With technology being everywhere today from the WiFi in the coffee shop to the Fit Band on our wrists, it’s not a stretch these days to say that today’s ERP and CRM systems are the equivalent in the business and manufacturing world: the band that ties the enterprise together through technology. In a rapidly changing marketplace and supply chain, the input, feedback and data provided by these systems allows companies to keep up, or even get ahead, in the market.
The APICS Supply Chain Council has created a series of over 250 metrics known as SCOR (for Supply Chain Operations Reference) that helps manufacturers to measure these solutions. These metrics are organized into a hierarchical structure starting with the organizational level, moving up to the process level and finally the diagnostic level. They focus on: reliability, responsiveness, agility, costs and asset management efficiency. Those first three attributes are mostly customer-focused, while the latter two are internally-focused.
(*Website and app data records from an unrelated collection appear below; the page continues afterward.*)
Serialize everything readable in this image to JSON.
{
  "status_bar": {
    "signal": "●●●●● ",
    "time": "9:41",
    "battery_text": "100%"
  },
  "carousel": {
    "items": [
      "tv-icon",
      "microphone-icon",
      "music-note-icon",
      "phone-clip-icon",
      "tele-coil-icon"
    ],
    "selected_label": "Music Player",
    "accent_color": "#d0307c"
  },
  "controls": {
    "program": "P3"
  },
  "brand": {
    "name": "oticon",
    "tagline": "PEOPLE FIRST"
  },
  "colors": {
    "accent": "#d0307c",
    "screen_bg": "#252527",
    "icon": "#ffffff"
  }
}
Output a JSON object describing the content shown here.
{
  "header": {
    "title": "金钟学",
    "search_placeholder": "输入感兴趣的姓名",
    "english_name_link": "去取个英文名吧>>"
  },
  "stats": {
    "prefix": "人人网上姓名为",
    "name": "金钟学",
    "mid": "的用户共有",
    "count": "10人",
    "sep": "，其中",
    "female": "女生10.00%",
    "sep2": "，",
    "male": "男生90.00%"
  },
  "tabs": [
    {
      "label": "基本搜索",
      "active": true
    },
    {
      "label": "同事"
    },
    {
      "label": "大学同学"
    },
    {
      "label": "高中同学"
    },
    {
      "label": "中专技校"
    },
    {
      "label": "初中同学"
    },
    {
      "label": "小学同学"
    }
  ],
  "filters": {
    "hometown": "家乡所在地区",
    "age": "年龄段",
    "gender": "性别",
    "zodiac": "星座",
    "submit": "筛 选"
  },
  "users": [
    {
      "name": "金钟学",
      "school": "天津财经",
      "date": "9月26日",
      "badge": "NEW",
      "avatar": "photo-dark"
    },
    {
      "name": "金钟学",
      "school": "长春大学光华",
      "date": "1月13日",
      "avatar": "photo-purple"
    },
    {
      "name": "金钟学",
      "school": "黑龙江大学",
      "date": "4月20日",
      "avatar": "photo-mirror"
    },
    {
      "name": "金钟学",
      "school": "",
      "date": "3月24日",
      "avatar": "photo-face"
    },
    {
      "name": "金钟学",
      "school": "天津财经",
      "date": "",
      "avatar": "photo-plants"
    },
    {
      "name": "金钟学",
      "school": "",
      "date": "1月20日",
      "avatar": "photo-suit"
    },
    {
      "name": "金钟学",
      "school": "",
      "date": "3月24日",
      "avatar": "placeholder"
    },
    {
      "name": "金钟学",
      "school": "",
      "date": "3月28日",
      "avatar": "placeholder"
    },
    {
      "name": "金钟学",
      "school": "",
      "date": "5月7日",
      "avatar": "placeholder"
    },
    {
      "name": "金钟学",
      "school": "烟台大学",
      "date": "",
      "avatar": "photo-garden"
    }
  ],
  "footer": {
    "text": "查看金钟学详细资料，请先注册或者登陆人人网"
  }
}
The challenge then for any company is to analyze and define, then align and prioritize, the market and competitive requirements for each of these attributes. Ideally then, a company wants to decide where it thinks it can be “best-in-class” and where it thinks it can at least adequately compete.
As a whitepaper by a firm called Edgewater points out, there is a second organization that goes by the name of MESA, the Manufacturing Enterprise Solutions Association that provides similar metrics. In their Guidebook they point out the importance of the measurement process:
“Production companies are quite complex, so most need to work through the process of articulating goals and crafting a system of metrics that is effective. Each company may need to create its own correlations and linkages from corporate objectives to financial metrics to operations key performance indicators (KPIs) and from aggregate KPIs to very specific metrics at the individual, line or unit level.”
The point of all this as it relates to ERP is simple: It’s about a lot more than simply strapping on an enterprise fitness band, so to speak. The managing of the people, the processes and the data, and getting the client company to embrace all these, is a bigger challenge than appears at first blush.
In our next post, we’ll take a look at a couple examples cited by Edgewater where firms had to throw out the old in order to bring in the new – as in, a new ERP system – and some of the challenges they faced.